[Collected data]
----------

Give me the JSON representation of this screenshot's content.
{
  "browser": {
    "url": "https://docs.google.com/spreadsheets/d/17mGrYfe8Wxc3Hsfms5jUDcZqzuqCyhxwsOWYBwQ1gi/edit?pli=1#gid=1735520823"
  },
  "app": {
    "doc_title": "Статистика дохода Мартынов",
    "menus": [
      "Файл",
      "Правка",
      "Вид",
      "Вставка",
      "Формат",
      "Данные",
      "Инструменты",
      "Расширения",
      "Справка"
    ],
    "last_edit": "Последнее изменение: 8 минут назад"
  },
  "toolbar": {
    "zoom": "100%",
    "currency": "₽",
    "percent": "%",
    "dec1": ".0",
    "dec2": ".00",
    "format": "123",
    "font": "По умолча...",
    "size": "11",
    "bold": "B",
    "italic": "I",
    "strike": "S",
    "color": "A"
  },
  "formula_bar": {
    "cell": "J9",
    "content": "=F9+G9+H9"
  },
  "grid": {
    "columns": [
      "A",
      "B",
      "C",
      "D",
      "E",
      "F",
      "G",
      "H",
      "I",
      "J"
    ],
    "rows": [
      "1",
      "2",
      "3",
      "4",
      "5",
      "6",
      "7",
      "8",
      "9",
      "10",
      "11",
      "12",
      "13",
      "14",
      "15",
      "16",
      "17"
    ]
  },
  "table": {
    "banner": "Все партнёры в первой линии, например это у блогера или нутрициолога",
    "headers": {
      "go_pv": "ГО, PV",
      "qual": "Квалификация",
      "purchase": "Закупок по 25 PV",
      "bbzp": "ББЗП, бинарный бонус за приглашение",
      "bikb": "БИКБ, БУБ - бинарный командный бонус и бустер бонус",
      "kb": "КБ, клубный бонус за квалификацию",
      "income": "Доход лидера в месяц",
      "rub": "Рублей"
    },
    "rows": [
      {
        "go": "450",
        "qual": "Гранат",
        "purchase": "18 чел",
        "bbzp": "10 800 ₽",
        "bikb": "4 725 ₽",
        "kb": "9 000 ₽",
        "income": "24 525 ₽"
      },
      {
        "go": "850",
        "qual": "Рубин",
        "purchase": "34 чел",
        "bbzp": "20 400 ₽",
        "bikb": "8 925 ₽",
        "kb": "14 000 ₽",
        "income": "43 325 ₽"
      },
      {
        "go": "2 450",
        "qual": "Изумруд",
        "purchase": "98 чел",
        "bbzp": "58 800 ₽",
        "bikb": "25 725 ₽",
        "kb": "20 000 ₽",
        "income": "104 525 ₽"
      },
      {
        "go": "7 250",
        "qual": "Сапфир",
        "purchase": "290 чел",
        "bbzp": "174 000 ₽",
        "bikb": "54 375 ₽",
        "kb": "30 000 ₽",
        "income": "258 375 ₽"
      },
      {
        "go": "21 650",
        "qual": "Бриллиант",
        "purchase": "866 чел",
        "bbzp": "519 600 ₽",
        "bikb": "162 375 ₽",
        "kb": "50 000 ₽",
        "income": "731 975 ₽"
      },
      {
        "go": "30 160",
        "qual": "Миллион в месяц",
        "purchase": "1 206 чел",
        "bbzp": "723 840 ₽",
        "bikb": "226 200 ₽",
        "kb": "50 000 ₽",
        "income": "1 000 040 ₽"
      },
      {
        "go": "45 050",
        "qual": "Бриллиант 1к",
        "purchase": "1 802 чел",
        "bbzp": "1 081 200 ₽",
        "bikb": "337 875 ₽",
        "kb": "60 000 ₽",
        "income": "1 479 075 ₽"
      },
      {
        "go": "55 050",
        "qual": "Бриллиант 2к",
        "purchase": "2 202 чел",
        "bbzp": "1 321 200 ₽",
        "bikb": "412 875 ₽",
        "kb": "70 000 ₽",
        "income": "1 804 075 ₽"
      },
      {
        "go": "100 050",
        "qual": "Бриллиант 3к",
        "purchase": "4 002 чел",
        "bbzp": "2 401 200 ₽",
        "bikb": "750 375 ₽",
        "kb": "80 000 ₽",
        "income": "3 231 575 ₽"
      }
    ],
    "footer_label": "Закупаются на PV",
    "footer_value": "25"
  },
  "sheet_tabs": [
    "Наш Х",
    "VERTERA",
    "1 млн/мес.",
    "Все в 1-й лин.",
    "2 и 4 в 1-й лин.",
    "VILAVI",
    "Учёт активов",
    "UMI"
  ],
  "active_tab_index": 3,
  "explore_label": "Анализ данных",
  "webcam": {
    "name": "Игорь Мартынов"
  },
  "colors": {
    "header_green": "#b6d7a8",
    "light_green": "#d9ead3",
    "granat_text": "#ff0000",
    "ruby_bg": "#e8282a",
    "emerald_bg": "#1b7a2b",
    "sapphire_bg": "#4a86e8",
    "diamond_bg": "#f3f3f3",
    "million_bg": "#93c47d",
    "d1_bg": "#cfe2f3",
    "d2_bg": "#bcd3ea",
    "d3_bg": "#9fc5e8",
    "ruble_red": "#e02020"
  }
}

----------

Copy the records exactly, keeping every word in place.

[SOLVED EXERCISE]
Give me the JSON representation of this screenshot's content.
{
  "browser": {
    "url": "https://docs.google.com/spreadsheets/d/17mGrYfe8Wxc3Hsfms5jUDcZqzuqCyhxwsOWYBwQ1gi/edit?pli=1#gid=1735520823"
  },
  "app": {
    "doc_title": "Статистика дохода Мартынов",
    "menus": [
      "Файл",
      "Правка",
      "Вид",
      "Вставка",
      "Формат",
      "Данные",
      "Инструменты",
      "Расширения",
      "Справка"
    ],
    "last_edit": "Последнее изменение: 8 минут назад"
  },
  "toolbar": {
    "zoom": "100%",
    "currency": "₽",
    "percent": "%",
    "dec1": ".0",
    "dec2": ".00",
    "format": "123",
    "font": "По умолча...",
    "size": "11",
    "bold": "B",
    "italic": "I",
    "strike": "S",
    "color": "A"
  },
  "formula_bar": {
    "cell": "J9",
    "content": "=F9+G9+H9"
  },
  "grid": {
    "columns": [
      "A",
      "B",
      "C",
      "D",
      "E",
      "F",
      "G",
      "H",
      "I",
      "J"
    ],
    "rows": [
      "1",
      "2",
      "3",
      "4",
      "5",
      "6",
      "7",
      "8",
      "9",
      "10",
      "11",
      "12",
      "13",
      "14",
      "15",
      "16",
      "17"
    ]
  },
  "table": {
    "banner": "Все партнёры в первой линии, например это у блогера или нутрициолога",
    "headers": {
      "go_pv": "ГО, PV",
      "qual": "Квалификация",
      "purchase": "Закупок по 25 PV",
      "bbzp": "ББЗП, бинарный бонус за приглашение",
      "bikb": "БИКБ, БУБ - бинарный командный бонус и бустер бонус",
      "kb": "КБ, клубный бонус за квалификацию",
      "income": "Доход лидера в месяц",
      "rub": "Рублей"
    },
    "rows": [
      {
        "go": "450",
        "qual": "Гранат",
        "purchase": "18 чел",
        "bbzp": "10 800 ₽",
        "bikb": "4 725 ₽",
        "kb": "9 000 ₽",
        "income": "24 525 ₽"
      },
      {
        "go": "850",
        "qual": "Рубин",
        "purchase": "34 чел",
        "bbzp": "20 400 ₽",
        "bikb": "8 925 ₽",
        "kb": "14 000 ₽",
        "income": "43 325 ₽"
      },
      {
        "go": "2 450",
        "qual": "Изумруд",
        "purchase": "98 чел",
        "bbzp": "58 800 ₽",
        "bikb": "25 725 ₽",
        "kb": "20 000 ₽",
        "income": "104 525 ₽"
      },
      {
        "go": "7 250",
        "qual": "Сапфир",
        "purchase": "290 чел",
        "bbzp": "174 000 ₽",
        "bikb": "54 375 ₽",
        "kb": "30 000 ₽",
        "income": "258 375 ₽"
      },
      {
        "go": "21 650",
        "qual": "Бриллиант",
        "purchase": "866 чел",
        "bbzp": "519 600 ₽",
        "bikb": "162 375 ₽",
        "kb": "50 000 ₽",
        "income": "731 975 ₽"
      },
      {
        "go": "30 160",
        "qual": "Миллион в месяц",
        "purchase": "1 206 чел",
        "bbzp": "723 840 ₽",
        "bikb": "226 200 ₽",
        "kb": "50 000 ₽",
        "income": "1 000 040 ₽"
      },
      {
        "go": "45 050",
        "qual": "Бриллиант 1к",
        "purchase": "1 802 чел",
        "bbzp": "1 081 200 ₽",
        "bikb": "337 875 ₽",
        "kb": "60 000 ₽",
        "income": "1 479 075 ₽"
      },
      {
        "go": "55 050",
        "qual": "Бриллиант 2к",
        "purchase": "2 202 чел",
        "bbzp": "1 321 200 ₽",
        "bikb": "412 875 ₽",
        "kb": "70 000 ₽",
        "income": "1 804 075 ₽"
      },
      {
        "go": "100 050",
        "qual": "Бриллиант 3к",
        "purchase": "4 002 чел",
        "bbzp": "2 401 200 ₽",
        "bikb": "750 375 ₽",
        "kb": "80 000 ₽",
        "income": "3 231 575 ₽"
      }
    ],
    "footer_label": "Закупаются на PV",
    "footer_value": "25"
  },
  "sheet_tabs": [
    "Наш Х",
    "VERTERA",
    "1 млн/мес.",
    "Все в 1-й лин.",
    "2 и 4 в 1-й лин.",
    "VILAVI",
    "Учёт активов",
    "UMI"
  ],
  "active_tab_index": 3,
  "explore_label": "Анализ данных",
  "webcam": {
    "name": "Игорь Мартынов"
  },
  "colors": {
    "header_green": "#b6d7a8",
    "light_green": "#d9ead3",
    "granat_text": "#ff0000",
    "ruby_bg": "#e8282a",
    "emerald_bg": "#1b7a2b",
    "sapphire_bg": "#4a86e8",
    "diamond_bg": "#f3f3f3",
    "million_bg": "#93c47d",
    "d1_bg": "#cfe2f3",
    "d2_bg": "#bcd3ea",
    "d3_bg": "#9fc5e8",
    "ruble_red": "#e02020"
  }
}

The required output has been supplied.